Australian Prime Minister John Howard has ordered the country's cricket team to pull out of a scheduled tour of Zimbabwe in September.
Mr Howard said Robert Mugabe was a "grubby dictator"
He said the tour would be an "enormous propaganda boost" to Zimbabwe President Robert Mugabe, a "grubby dictator".
The Australian team was due to play three one-day internationals.
Pressure had been building on the team not to go ahead with the tour to the strife-torn African nation. Australia will not be fined for not touring.
Mr Howard said on Australia's ABC television: "The government through the foreign minister has written to Cricket Australia instructing that the tour not go ahead."
He added: "We don't do this lightly."
The Mugabe regime is behaving like the Gestapo towards its political opponents
Australian Prime Minister
The prime minister said the government could use its power over the players' passports if Cricket Australia did not abide by his decision.
"Whilst it pains me both as a cricket lover and as somebody who genuinely believes these things should be left to sporting organisations... it leaves me with no alternative," said Mr Howard.
The head of Cricket Australia, James Sutherland, said the body was committed to help Zimbabwe cricket develop and would now look at holding the matches in a venue outside the country.
The likely venue is South Africa, where a Twenty20 World Cup series will be held later in the year.
"We are obliged to do what we can to help Zimbabwe cricketers and we could help them by playing somewhere else," Sutherland said.
"We are discussing with the government where we could play Zimbabwe at a neutral venue."
Mr Howard has long been a critic of Mr Mugabe's government but this was his strongest condemnation yet, says the BBC's Nick Bryant in Sydney.
"The Mugabe regime is behaving like the Gestapo towards its political opponents," Mr Howard said.
"I have no doubt that if this tour goes ahead it will be an enormous boost to this grubby dictator."
In 2005, New Zealand refused visas for Zimbabwe's cricketers - preventing them from proceeding with a tour to their country.
Australia last played Zimbabwe in a World Cup warm-up game

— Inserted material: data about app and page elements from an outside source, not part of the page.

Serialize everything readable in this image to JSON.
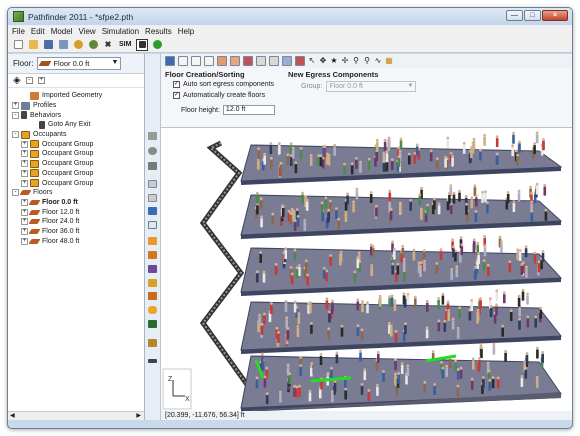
{
  "window": {
    "title": "Pathfinder 2011 - *sfpe2.pth"
  },
  "menu": [
    "File",
    "Edit",
    "Model",
    "View",
    "Simulation",
    "Results",
    "Help"
  ],
  "toolbar": {
    "sim_label": "SIM"
  },
  "left_panel": {
    "floor_label": "Floor:",
    "floor_value": "Floor 0.0 ft"
  },
  "tree": [
    {
      "label": "Imported Geometry",
      "indent": 1,
      "icon": "geometry",
      "exp": ""
    },
    {
      "label": "Profiles",
      "indent": 0,
      "icon": "profiles",
      "exp": "+"
    },
    {
      "label": "Behaviors",
      "indent": 0,
      "icon": "behaviors",
      "exp": "-"
    },
    {
      "label": "Goto Any Exit",
      "indent": 2,
      "icon": "behaviors",
      "exp": ""
    },
    {
      "label": "Occupants",
      "indent": 0,
      "icon": "people",
      "exp": "-"
    },
    {
      "label": "Occupant Group",
      "indent": 1,
      "icon": "people",
      "exp": "+"
    },
    {
      "label": "Occupant Group",
      "indent": 1,
      "icon": "people",
      "exp": "+"
    },
    {
      "label": "Occupant Group",
      "indent": 1,
      "icon": "people",
      "exp": "+"
    },
    {
      "label": "Occupant Group",
      "indent": 1,
      "icon": "people",
      "exp": "+"
    },
    {
      "label": "Occupant Group",
      "indent": 1,
      "icon": "people",
      "exp": "+"
    },
    {
      "label": "Floors",
      "indent": 0,
      "icon": "floor",
      "exp": "-"
    },
    {
      "label": "Floor 0.0 ft",
      "indent": 1,
      "icon": "floor",
      "exp": "+",
      "bold": true
    },
    {
      "label": "Floor 12.0 ft",
      "indent": 1,
      "icon": "floor",
      "exp": "+"
    },
    {
      "label": "Floor 24.0 ft",
      "indent": 1,
      "icon": "floor",
      "exp": "+"
    },
    {
      "label": "Floor 36.0 ft",
      "indent": 1,
      "icon": "floor",
      "exp": "+"
    },
    {
      "label": "Floor 48.0 ft",
      "indent": 1,
      "icon": "floor",
      "exp": "+"
    }
  ],
  "props": {
    "floor_creation_title": "Floor Creation/Sorting",
    "auto_sort_label": "Auto sort egress components",
    "auto_sort_checked": true,
    "auto_create_label": "Automatically create floors",
    "auto_create_checked": true,
    "floor_height_label": "Floor height:",
    "floor_height_value": "12.0 ft",
    "new_egress_title": "New Egress Components",
    "group_label": "Group:",
    "group_value": "Floor 0.0 ft"
  },
  "viewport": {
    "axis_z": "Z",
    "axis_x": "X"
  },
  "status": {
    "coords": "[20.399, -11.676, 56.34] ft"
  },
  "colors": {
    "accent": "#3b6bb5",
    "exit_green": "#22dd22",
    "floor_top": "#3e4560"
  }
}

But this is the first time a government has acted to stop its players travelling to Zimbabwe.
Cricket Australia had been reluctant to cancel its September tour to Zimbabwe because that would have made it liable to pay a minimum $2m fine levied by the sport's international governing body, the International Cricket Council (ICC).
However, an ICC statement indicated Cricket Australia would not be fined if the government took the matter out of its hands.
Zimbabwe's ambassador to Australia, Stephen Chiketa, said last week that politics had no place in sport and that banning the tour would hurt the development of cricket in his country.
"You have young players in Zimbabwe who want to emulate great cricket players in Australia," he told Australia's Seven television network.
"Take your politics somewhere else."